Of course, in both of these cases, I’m sure some could say that the success of these interventions has nothing to do with the research -- that students respond to the snacks because they demonstrate that I care more for them as individuals, and that the reflection cards work because they just give students a “break.”
For my teaching practice, though, I’m less concerned about why they work and more focused on the fact that they do work. And I would not have tried them without reading about Professor Baumeister’s research.
Obviously, these are just two examples of relatively short-term “fixes.” If you’d like to learn more about how I’ve applied these ideas and others in helping my students develop a greater capacity for self-control over both the long and short terms, you can read My Best Posts About Helping Students Develop Their Capacity For Self-Control and see lesson plans in my book, Helping Students Motivate Themselves (the publisher has several available free at that link). And, as I mentioned earlier, this is just the first of several posts here on this topic.
Responses From Readers:
Readers shared other thoughts:
I think it starts with me. If I model self-control and respect, students will follow. Maybe not right at first, but they will. For instance, I will not begin to talk to the class until everyone is quiet. I wait respectfully, and I thank the students when they’re all sitting quietly, looking my direction. Are they all really listening? Of course not. But it’s a teachable moment about waiting, respect, and gratitude. How can I expect self control from my students if I don’t have it myself?
We can help children develop an understanding of respect. Not just for the teacher, or the other children but for themselves.

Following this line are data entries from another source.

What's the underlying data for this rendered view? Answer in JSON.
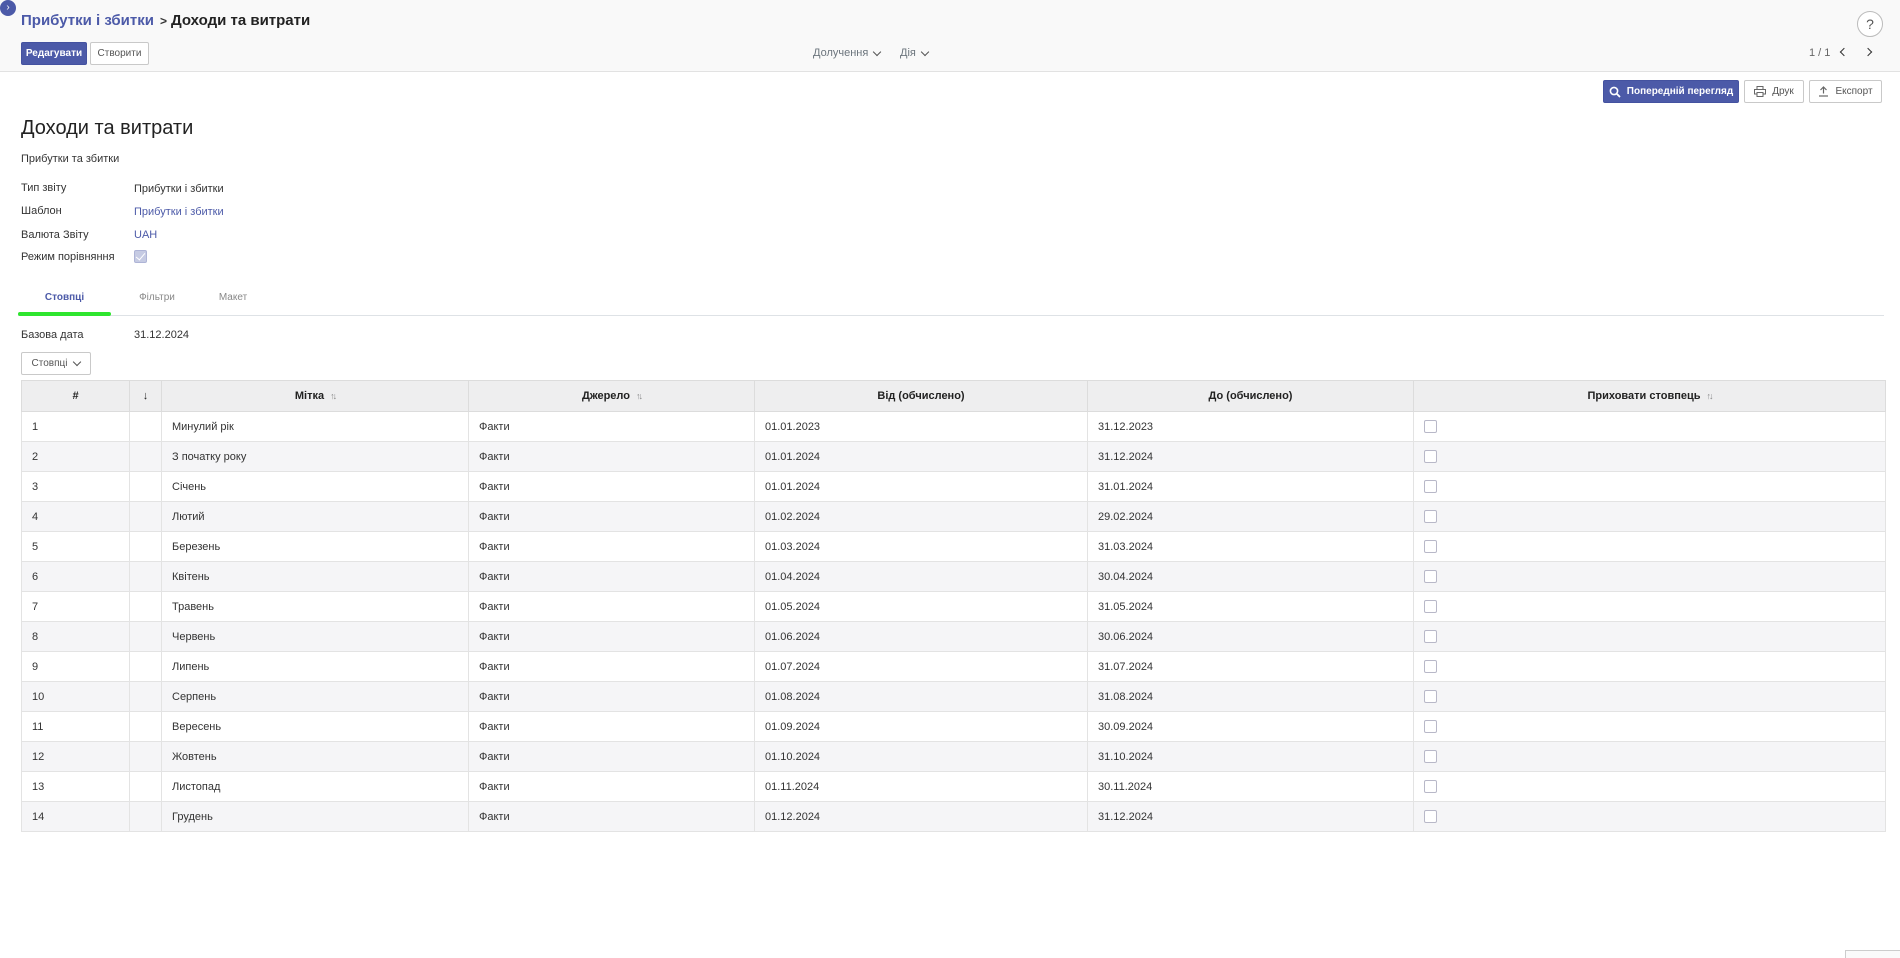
{
  "breadcrumb": {
    "parent": "Прибутки і збитки",
    "separator": ">",
    "current": "Доходи та витрати"
  },
  "help": "?",
  "toolbar": {
    "edit_label": "Редагувати",
    "create_label": "Створити",
    "attachments_label": "Долучення",
    "action_label": "Дія",
    "pager": "1 / 1"
  },
  "report_actions": {
    "preview_label": "Попередній перегляд",
    "print_label": "Друк",
    "export_label": "Експорт"
  },
  "sheet": {
    "title": "Доходи та витрати",
    "subtitle": "Прибутки та збитки",
    "fields": {
      "report_type": {
        "label": "Тип звіту",
        "value": "Прибутки і збитки"
      },
      "template": {
        "label": "Шаблон",
        "value": "Прибутки і збитки"
      },
      "currency": {
        "label": "Валюта Звіту",
        "value": "UAH"
      },
      "comparison_mode": {
        "label": "Режим порівняння",
        "value": true
      }
    }
  },
  "tabs": {
    "columns": "Стовпці",
    "filters": "Фільтри",
    "layout": "Макет"
  },
  "base_date": {
    "label": "Базова дата",
    "value": "31.12.2024"
  },
  "columns_button": "Стовпці",
  "table": {
    "headers": {
      "num": "#",
      "order": "↓",
      "label": "Мітка",
      "source": "Джерело",
      "from": "Від (обчислено)",
      "to": "До (обчислено)",
      "hide": "Приховати стовпець"
    },
    "rows": [
      {
        "num": "1",
        "label": "Минулий рік",
        "source": "Факти",
        "from": "01.01.2023",
        "to": "31.12.2023",
        "hidden": false
      },
      {
        "num": "2",
        "label": "З початку року",
        "source": "Факти",
        "from": "01.01.2024",
        "to": "31.12.2024",
        "hidden": false
      },
      {
        "num": "3",
        "label": "Січень",
        "source": "Факти",
        "from": "01.01.2024",
        "to": "31.01.2024",
        "hidden": false
      },
      {
        "num": "4",
        "label": "Лютий",
        "source": "Факти",
        "from": "01.02.2024",
        "to": "29.02.2024",
        "hidden": false
      },
      {
        "num": "5",
        "label": "Березень",
        "source": "Факти",
        "from": "01.03.2024",
        "to": "31.03.2024",
        "hidden": false
      },
      {
        "num": "6",
        "label": "Квітень",
        "source": "Факти",
        "from": "01.04.2024",
        "to": "30.04.2024",
        "hidden": false
      },
      {
        "num": "7",
        "label": "Травень",
        "source": "Факти",
        "from": "01.05.2024",
        "to": "31.05.2024",
        "hidden": false
      },
      {
        "num": "8",
        "label": "Червень",
        "source": "Факти",
        "from": "01.06.2024",
        "to": "30.06.2024",
        "hidden": false
      },
      {
        "num": "9",
        "label": "Липень",
        "source": "Факти",
        "from": "01.07.2024",
        "to": "31.07.2024",
        "hidden": false
      },
      {
        "num": "10",
        "label": "Серпень",
        "source": "Факти",
        "from": "01.08.2024",
        "to": "31.08.2024",
        "hidden": false
      },
      {
        "num": "11",
        "label": "Вересень",
        "source": "Факти",
        "from": "01.09.2024",
        "to": "30.09.2024",
        "hidden": false
      },
      {
        "num": "12",
        "label": "Жовтень",
        "source": "Факти",
        "from": "01.10.2024",
        "to": "31.10.2024",
        "hidden": false
      },
      {
        "num": "13",
        "label": "Листопад",
        "source": "Факти",
        "from": "01.11.2024",
        "to": "30.11.2024",
        "hidden": false
      },
      {
        "num": "14",
        "label": "Грудень",
        "source": "Факти",
        "from": "01.12.2024",
        "to": "31.12.2024",
        "hidden": false
      }
    ]
  },
  "colors": {
    "primary": "#4c5aa8",
    "tab_underline": "#2ee52e",
    "header_bg": "#eeeeef",
    "stripe": "#f5f5f7"
  },
  "icons": {
    "corner": "chevron-right-icon",
    "preview": "search-icon",
    "print": "printer-icon",
    "export": "upload-icon"
  }
}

My husband is a black belt student of Kung Fu and karate and has developed self control. Techniques for breathing which they can be guided through at the beginning of each class.
K-2 students love to stick up their hands and blurt out (often irrelevent) answers to questions. I’ve taken a cue from Doug Lemov’s _Teach Like a Champion_ and now require five silent “counts” of “think time” before I allow anyone to answer.
John Thompson, one of my favorite bloggers, had this to say:
....delayed gratification is an approriate topic for discussion. Since I was in the Social Studies program, I was allowed to discuss it from multiple lessons, and I did so whenever I had a chance. But the key here is discussion. We can lead conversations, just like teachers have always done....And who knows, by discussing these issues, think of what we can learn from the younger generation.
Please feel free to leave a comment sharing your reactions to this question and the ideas shared here.
Thanks to Roy F. Baumeister, MrsP, Claudia Swisher, Debbie Allen and John Thompson for sharing their answers!
Consider contributing a question to be answered in a future post. You can send one to me at firstname.lastname@example.org.When you send it in, let me know if I can use your real name if it’s selected or if you’d prefer remaining anonymous and have a pseudonym in mind.
Anyone whose question is selected for this weekly column can choose one free book from a selection of twelve published by Eye On Education.
I’ll be posting next week’s question here on Friday, and hope readers will share their responses. Several will be included in next Wednesday’s post responding to that “question of the week.”
The opinions expressed in Classroom Q&A With Larry Ferlazzo are strictly those of the author(s) and do not reflect the opinions or endorsement of Editorial Projects in Education, or any of its publications.